-- Listed entries follows --
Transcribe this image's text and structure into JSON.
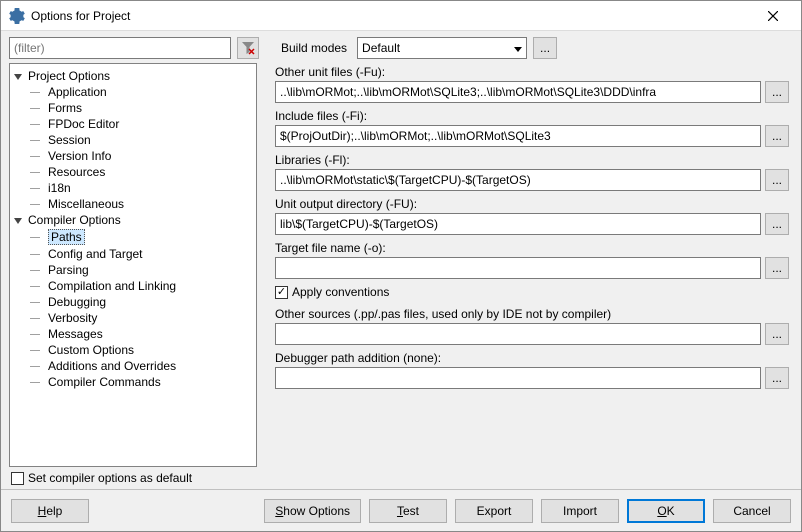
{
  "title": "Options for Project",
  "filter": {
    "placeholder": "(filter)"
  },
  "buildmodes": {
    "label": "Build modes",
    "value": "Default"
  },
  "tree": {
    "group1": {
      "label": "Project Options",
      "items": [
        {
          "label": "Application"
        },
        {
          "label": "Forms"
        },
        {
          "label": "FPDoc Editor"
        },
        {
          "label": "Session"
        },
        {
          "label": "Version Info"
        },
        {
          "label": "Resources"
        },
        {
          "label": "i18n"
        },
        {
          "label": "Miscellaneous"
        }
      ]
    },
    "group2": {
      "label": "Compiler Options",
      "items": [
        {
          "label": "Paths",
          "selected": true
        },
        {
          "label": "Config and Target"
        },
        {
          "label": "Parsing"
        },
        {
          "label": "Compilation and Linking"
        },
        {
          "label": "Debugging"
        },
        {
          "label": "Verbosity"
        },
        {
          "label": "Messages"
        },
        {
          "label": "Custom Options"
        },
        {
          "label": "Additions and Overrides"
        },
        {
          "label": "Compiler Commands"
        }
      ]
    }
  },
  "form": {
    "otherunit": {
      "label": "Other unit files (-Fu):",
      "value": "..\\lib\\mORMot;..\\lib\\mORMot\\SQLite3;..\\lib\\mORMot\\SQLite3\\DDD\\infra"
    },
    "include": {
      "label": "Include files (-Fi):",
      "value": "$(ProjOutDir);..\\lib\\mORMot;..\\lib\\mORMot\\SQLite3"
    },
    "libraries": {
      "label": "Libraries (-Fl):",
      "value": "..\\lib\\mORMot\\static\\$(TargetCPU)-$(TargetOS)"
    },
    "unitoutput": {
      "label": "Unit output directory (-FU):",
      "value": "lib\\$(TargetCPU)-$(TargetOS)"
    },
    "target": {
      "label": "Target file name (-o):",
      "value": ""
    },
    "applyconv": {
      "label": "Apply conventions",
      "checked": true
    },
    "othersrc": {
      "label": "Other sources (.pp/.pas files, used only by IDE not by compiler)",
      "value": ""
    },
    "dbgpath": {
      "label": "Debugger path addition (none):",
      "value": ""
    }
  },
  "setdefault": {
    "label": "Set compiler options as default",
    "checked": false
  },
  "footer": {
    "help": "Help",
    "showoptions": "Show Options",
    "test": "Test",
    "export": "Export",
    "import": "Import",
    "ok": "OK",
    "cancel": "Cancel"
  },
  "ellipsis": "..."
}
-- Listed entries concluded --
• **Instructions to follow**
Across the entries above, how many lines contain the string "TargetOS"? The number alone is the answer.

• **Expected output**
2